"It's a real complex thing. Overall, I think it's better than what we had, but I'd like to see how everyone reacts before making a final judgment."
* Krzyzewski often has stated that he would never recruit a prospect who said he was coming for only one year before turning pro. But he also said he may recruit kids who end up turning pro after one year, as Maggette and Luol Deng did.
"If I kid says, 'I want to be a pro player and I value education,' and he goes in a year, that's a different starting position," he said. "Luol came in, and he didn't know he was going to go in one year. It just clicked."
* Rising sophomore David McClure probably will not play during the upcoming season, after undergoing offseason knee surgery.
"He's coming along with his rehab," Krzyzewski said. "I still think he'll probably end up being a medical redshirt. We'll see how that goes along."
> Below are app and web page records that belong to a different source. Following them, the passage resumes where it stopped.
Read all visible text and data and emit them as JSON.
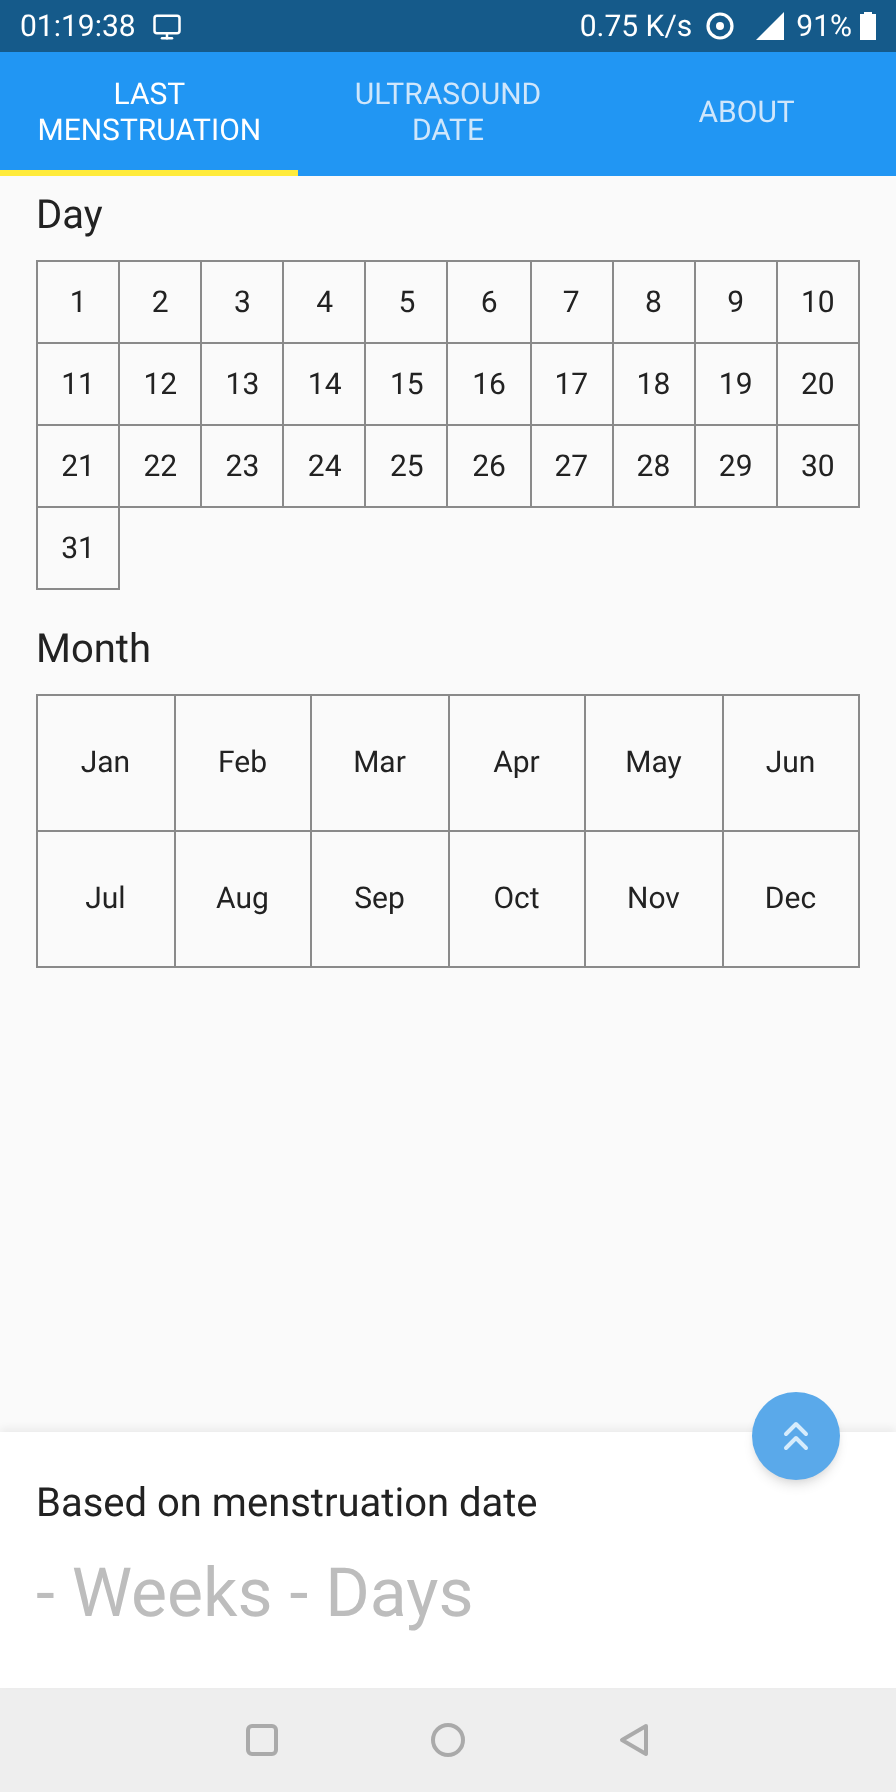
{
  "status_bar": {
    "time": "01:19:38",
    "speed": "0.75 K/s",
    "battery": "91%"
  },
  "tabs": [
    {
      "label": "LAST MENSTRUATION",
      "selected": true
    },
    {
      "label": "ULTRASOUND DATE",
      "selected": false
    },
    {
      "label": "ABOUT",
      "selected": false
    }
  ],
  "day_section": {
    "title": "Day",
    "days": [
      "1",
      "2",
      "3",
      "4",
      "5",
      "6",
      "7",
      "8",
      "9",
      "10",
      "11",
      "12",
      "13",
      "14",
      "15",
      "16",
      "17",
      "18",
      "19",
      "20",
      "21",
      "22",
      "23",
      "24",
      "25",
      "26",
      "27",
      "28",
      "29",
      "30",
      "31"
    ]
  },
  "month_section": {
    "title": "Month",
    "months": [
      "Jan",
      "Feb",
      "Mar",
      "Apr",
      "May",
      "Jun",
      "Jul",
      "Aug",
      "Sep",
      "Oct",
      "Nov",
      "Dec"
    ]
  },
  "result": {
    "title": "Based on menstruation date",
    "value": "- Weeks - Days"
  }
}
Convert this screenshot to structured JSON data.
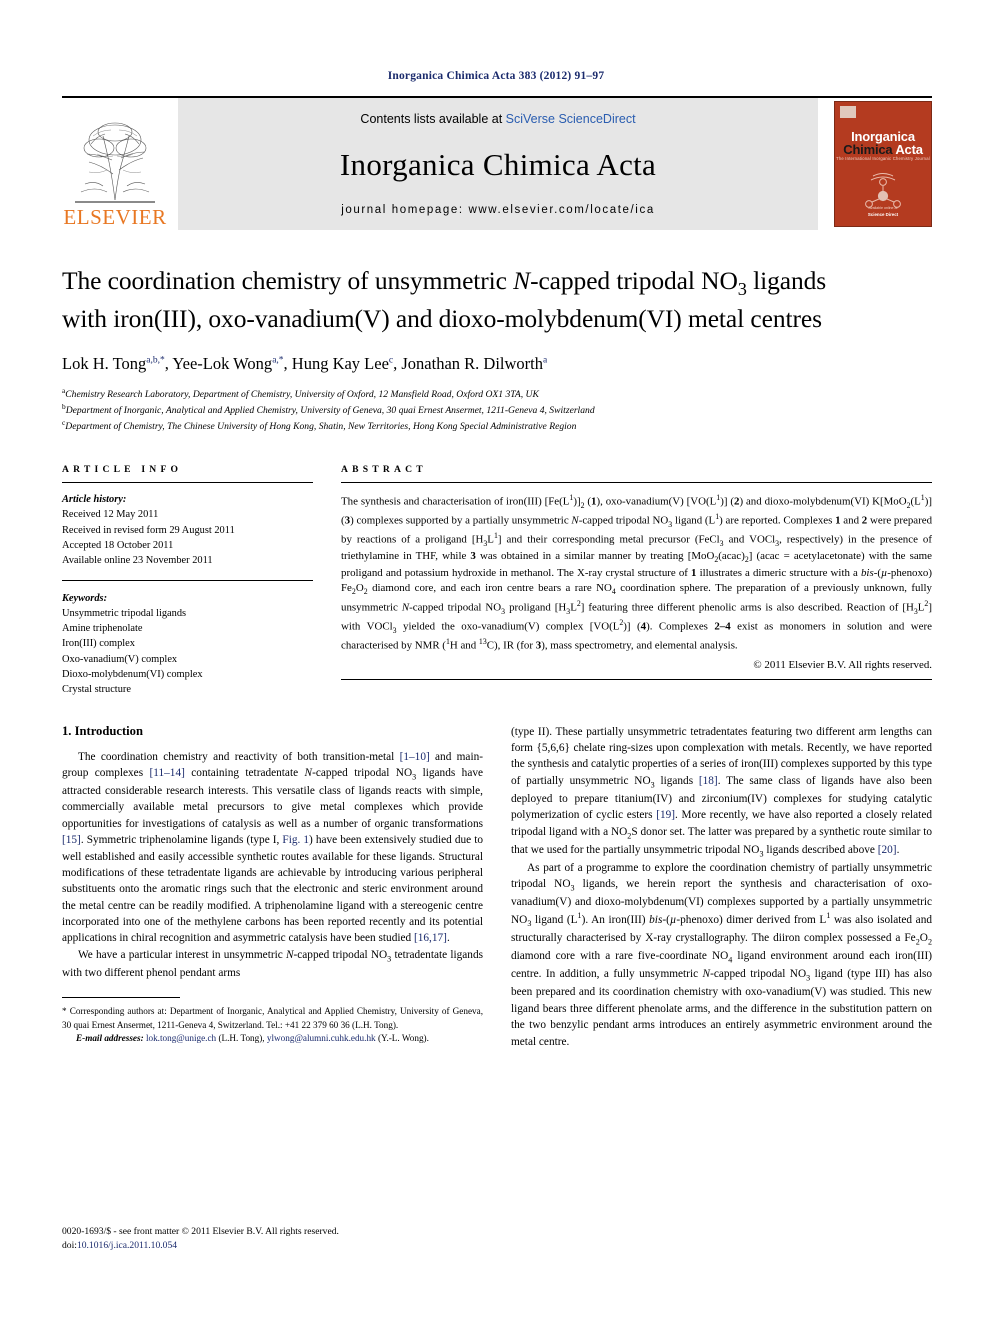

* All five of Duke's incoming freshmen are on campus this summer, getting a head start on their academic work and training with their teammates.
Martynas Pocius was supposed to spend the summer in Europe, playing for the Lithuanian junior national team, but the 6-4 guard came down with a case of tendonitis and was not able to play. He arrived in Durham a few days after his classmates.
"They'll be here for about six weeks," Krzyzewski said. "There are a number of great values to this. The very first thing is just the adjustment of being away from home and getting that done during the summer. Secondly, the adjustment academically. ... It's a huge adjustment (from high school). That gives them a great base.
"Another advantage is just conditioning-wise. They'll go through a really hard conditioning program, harder than they've ever been through."
Krzyzewski said the NCAA legislation passed several years ago that allows for the schools to pay for their incoming players to attend summer school is one of the best moves that organization has made. The rule since has been applied to other sports as well.
"It's really a step in the right direction," he said. "It helps in graduation rates, keeping kids eligible, all those things. There's not a downside."